- Opening Delimiter -
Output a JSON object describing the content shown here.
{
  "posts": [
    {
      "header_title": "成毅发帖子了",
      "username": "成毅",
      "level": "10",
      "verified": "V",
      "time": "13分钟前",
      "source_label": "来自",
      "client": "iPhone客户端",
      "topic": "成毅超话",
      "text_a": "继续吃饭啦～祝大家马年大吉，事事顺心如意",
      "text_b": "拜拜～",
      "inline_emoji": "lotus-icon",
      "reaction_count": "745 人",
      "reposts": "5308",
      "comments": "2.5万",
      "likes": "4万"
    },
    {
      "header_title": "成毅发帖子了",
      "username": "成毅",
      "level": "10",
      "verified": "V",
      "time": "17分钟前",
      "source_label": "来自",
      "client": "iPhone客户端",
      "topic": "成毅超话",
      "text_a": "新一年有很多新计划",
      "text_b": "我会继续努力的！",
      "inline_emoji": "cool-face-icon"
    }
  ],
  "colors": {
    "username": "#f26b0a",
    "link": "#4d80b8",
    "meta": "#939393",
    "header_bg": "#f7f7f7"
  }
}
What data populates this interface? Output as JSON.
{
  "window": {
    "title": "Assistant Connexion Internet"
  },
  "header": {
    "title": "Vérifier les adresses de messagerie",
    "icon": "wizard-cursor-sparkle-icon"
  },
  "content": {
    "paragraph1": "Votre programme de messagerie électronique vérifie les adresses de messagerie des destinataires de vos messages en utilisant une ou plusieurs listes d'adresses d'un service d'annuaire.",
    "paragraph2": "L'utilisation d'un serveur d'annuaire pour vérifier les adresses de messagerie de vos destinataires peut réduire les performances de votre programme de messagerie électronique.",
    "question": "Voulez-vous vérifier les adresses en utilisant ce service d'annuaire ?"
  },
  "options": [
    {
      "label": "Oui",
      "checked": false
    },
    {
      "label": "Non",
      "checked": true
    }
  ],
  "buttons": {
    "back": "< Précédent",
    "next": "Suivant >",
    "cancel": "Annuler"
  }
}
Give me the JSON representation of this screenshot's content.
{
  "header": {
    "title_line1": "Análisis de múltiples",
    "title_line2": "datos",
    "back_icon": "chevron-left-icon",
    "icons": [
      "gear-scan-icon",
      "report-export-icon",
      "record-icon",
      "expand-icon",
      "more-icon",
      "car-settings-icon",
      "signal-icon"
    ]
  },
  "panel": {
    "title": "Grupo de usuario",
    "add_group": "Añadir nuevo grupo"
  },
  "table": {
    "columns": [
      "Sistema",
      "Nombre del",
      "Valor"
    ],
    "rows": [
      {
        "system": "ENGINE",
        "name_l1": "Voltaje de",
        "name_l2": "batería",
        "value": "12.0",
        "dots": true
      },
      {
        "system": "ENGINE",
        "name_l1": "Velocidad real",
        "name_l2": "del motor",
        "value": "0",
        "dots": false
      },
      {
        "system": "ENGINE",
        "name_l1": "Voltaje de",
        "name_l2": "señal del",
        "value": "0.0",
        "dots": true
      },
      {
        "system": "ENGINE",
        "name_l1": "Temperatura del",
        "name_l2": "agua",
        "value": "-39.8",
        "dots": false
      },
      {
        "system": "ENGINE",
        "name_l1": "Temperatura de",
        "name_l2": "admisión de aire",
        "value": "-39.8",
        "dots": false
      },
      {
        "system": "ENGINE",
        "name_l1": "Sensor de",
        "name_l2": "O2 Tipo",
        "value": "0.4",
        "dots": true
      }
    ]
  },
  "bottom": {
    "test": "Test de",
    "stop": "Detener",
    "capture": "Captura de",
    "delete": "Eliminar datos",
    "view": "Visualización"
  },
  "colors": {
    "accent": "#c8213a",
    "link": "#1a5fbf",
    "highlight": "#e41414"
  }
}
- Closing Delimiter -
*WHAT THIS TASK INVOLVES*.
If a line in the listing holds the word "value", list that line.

*RESPONSE AREA*.
        "value": "12.0",
        "value": "0",
        "value": "0.0",
        "value": "-39.8",
        "value": "-39.8",
        "value": "0.4",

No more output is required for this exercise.